It is 13 years since Edwyn Collins and his jangly Scotpop band Orange Juice performed "Rip It Up" on Top of the Pops, wearing checked shirts. Yet the twentysomething audience for the first night of his comeback tour was wearing more plaid than would be thought decent at a lumberjack convention.

Cheap shots at the crowd aside, there is a crucial difference between Collins and the rash of other Eighties acts reviving memories of the yuppie decade: unlike Nick Heyward or the Human League, for example, he has managed to eclipse his former career.

Orange Juice's pioneering blend of indie rock and dance music proved influential, but never really hit the big time. Four fine albums yielded only a handful of minor hits, like "What Presence?!" and "I Can't Help Myself". Collins's solo efforts sold even less, until this summer, when he forced his way into the new Britpop hall of fame with "A Girl Like You", a thumping hit all over Europe.

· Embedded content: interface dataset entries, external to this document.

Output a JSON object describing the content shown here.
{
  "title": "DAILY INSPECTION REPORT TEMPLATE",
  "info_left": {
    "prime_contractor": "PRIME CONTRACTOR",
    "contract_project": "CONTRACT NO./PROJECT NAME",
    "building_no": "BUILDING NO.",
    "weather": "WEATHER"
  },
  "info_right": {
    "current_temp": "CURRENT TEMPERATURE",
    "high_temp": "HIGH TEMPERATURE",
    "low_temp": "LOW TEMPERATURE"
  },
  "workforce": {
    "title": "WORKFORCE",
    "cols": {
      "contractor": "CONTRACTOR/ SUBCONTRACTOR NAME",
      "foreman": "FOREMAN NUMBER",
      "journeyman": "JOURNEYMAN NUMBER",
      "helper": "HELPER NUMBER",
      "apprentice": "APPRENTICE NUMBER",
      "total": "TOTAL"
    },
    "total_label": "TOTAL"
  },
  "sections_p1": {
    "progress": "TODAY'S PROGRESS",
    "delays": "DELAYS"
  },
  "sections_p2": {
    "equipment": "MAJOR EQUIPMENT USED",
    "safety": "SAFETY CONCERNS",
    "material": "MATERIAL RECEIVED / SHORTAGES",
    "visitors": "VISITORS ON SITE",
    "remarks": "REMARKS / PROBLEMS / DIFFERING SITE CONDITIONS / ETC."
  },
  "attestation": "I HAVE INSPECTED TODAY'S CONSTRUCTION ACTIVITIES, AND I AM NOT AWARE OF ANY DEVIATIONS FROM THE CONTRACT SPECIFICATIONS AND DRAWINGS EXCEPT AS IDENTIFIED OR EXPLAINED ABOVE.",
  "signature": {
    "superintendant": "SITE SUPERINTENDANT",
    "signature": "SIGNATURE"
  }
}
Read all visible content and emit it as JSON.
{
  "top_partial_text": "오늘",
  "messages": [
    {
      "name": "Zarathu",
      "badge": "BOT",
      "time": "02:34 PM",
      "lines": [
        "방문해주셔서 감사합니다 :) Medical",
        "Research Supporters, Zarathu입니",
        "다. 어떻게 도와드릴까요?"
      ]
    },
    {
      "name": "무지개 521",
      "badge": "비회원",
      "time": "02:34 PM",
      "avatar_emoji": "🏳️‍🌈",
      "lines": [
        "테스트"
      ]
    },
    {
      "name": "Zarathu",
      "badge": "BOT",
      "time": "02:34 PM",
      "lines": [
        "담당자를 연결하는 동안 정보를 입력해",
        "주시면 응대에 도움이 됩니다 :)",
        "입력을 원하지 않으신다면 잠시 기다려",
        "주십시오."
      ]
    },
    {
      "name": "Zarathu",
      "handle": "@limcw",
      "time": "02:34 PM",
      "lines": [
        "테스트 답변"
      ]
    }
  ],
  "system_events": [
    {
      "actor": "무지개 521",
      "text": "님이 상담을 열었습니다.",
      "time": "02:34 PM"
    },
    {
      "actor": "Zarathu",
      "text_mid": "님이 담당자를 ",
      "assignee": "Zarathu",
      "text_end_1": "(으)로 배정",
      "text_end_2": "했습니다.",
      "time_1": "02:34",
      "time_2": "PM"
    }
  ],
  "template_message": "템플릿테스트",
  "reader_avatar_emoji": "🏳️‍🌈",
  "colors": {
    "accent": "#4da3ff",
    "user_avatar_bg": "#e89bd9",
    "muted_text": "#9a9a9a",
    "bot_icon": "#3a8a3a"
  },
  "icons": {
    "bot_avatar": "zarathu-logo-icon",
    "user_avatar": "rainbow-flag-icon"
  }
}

His album, Gorgeous George, demonstrates a sound grasp of the textures of classic pop - from the bumblebee, Isley Brothers guitar of that first single to the funky wah-wah of its follow-up, "If You Could Love Me". So it was a surprise when he came out carrying only an acoustic guitar, and sang four songs alone.

The pretty-boy cheekbones had filled out (he is in his mid-thirties, after all), but a new song over-crammed with words like "contemptuously" and "aspirations" confirmed this was still the same old clever-but-clumsy Collins.

When a basic band did emerge, it produced a sound far funkier and heavier than anticipated. Predictably, the loudest cheers were for the oldies: "Come with me, if you will, for a trip down memory lane," he hammed, surprisingly self-consciously. "It is kind of corny doing that song after all these years," he mumbled after "Rip It Up".

The days of independent music are gone, he told a heckler who called for something from Orange Juice's time on the indie label Postcard. "I didn't want to say this to you, but we've sold out."

Not quite. The merchandising operation was a man selling T-shirts from a cardboard box. One was a football-style skinny-rib with "E Collins" and the number three on the back. For a while, Collins was like one of those old players they describe as the greatest never to play for their country: the best Scottish pop writer never to have had a really big hit. Suddenly, he's made the team.